WHAT YOU HAVE TO DO
Where in the data below does the word "true" appear? Copy every line that has it.

++++++

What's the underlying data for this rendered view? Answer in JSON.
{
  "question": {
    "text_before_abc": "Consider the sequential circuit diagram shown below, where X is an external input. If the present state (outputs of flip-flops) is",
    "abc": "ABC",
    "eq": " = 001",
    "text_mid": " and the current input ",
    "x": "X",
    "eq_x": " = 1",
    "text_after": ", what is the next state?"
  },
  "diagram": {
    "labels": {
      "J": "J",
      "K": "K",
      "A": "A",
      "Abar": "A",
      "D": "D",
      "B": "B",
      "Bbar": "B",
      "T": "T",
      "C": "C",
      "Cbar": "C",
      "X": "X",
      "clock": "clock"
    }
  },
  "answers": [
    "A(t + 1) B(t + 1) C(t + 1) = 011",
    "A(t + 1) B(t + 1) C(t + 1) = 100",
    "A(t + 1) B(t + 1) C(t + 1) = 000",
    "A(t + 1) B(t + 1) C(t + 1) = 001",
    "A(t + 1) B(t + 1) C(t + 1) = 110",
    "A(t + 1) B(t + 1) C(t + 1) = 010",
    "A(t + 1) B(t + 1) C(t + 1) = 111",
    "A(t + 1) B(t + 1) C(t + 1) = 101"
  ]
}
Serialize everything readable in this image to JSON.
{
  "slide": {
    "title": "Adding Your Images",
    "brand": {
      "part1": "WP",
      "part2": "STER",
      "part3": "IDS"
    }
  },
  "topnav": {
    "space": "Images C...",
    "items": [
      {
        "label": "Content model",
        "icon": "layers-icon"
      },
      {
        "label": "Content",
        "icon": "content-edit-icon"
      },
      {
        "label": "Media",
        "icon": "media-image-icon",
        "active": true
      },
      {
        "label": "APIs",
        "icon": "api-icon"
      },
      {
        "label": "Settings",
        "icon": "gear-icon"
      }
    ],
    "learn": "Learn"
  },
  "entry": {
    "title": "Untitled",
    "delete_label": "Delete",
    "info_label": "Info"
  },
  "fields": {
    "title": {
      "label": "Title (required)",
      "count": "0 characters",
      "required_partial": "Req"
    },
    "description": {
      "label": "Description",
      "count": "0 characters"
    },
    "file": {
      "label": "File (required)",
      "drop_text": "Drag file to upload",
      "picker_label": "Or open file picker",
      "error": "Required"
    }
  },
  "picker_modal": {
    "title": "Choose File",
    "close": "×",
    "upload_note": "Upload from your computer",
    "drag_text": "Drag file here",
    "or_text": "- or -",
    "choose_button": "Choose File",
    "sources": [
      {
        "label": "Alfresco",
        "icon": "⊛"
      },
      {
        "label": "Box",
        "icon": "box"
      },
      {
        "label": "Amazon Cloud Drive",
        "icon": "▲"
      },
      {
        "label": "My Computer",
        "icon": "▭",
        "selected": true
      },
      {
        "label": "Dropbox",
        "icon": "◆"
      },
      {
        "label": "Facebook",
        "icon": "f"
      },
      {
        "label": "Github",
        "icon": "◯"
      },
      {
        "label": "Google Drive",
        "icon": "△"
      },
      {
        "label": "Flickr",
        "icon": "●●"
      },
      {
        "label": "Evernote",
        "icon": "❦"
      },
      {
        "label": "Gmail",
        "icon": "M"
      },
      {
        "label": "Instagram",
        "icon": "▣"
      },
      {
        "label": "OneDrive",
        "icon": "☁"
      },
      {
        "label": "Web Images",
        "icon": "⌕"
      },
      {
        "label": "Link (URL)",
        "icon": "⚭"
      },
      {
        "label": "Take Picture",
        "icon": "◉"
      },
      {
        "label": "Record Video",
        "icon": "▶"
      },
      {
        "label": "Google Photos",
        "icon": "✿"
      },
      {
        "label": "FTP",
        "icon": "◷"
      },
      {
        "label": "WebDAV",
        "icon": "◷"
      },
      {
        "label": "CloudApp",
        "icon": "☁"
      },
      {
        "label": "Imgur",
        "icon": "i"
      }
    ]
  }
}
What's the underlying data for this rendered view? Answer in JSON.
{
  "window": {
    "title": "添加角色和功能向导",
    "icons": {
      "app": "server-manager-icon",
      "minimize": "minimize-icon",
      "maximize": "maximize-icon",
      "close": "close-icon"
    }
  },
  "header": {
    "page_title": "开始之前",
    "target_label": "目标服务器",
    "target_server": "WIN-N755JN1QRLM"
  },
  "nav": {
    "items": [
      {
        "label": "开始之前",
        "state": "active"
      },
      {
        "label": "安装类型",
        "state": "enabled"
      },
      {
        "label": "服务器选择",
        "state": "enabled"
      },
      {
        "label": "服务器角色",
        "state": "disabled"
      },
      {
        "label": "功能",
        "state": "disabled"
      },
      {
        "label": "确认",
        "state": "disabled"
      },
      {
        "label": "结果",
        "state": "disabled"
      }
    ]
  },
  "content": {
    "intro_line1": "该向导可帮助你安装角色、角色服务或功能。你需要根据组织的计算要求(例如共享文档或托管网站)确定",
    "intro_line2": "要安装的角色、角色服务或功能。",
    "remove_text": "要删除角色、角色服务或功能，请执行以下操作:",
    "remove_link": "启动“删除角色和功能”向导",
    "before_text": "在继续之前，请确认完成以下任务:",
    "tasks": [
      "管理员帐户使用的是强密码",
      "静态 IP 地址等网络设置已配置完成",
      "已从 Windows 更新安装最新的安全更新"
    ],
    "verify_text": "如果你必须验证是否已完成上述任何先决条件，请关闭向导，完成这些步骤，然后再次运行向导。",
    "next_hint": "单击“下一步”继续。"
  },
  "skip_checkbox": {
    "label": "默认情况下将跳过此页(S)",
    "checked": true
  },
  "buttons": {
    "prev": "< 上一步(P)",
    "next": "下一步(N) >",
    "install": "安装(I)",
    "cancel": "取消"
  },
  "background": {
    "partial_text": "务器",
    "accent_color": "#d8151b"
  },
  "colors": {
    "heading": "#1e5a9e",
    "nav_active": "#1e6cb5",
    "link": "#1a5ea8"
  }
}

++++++

RESULT FOR THIS EXERCISE
        "active": true
        "selected": true
    "checked": true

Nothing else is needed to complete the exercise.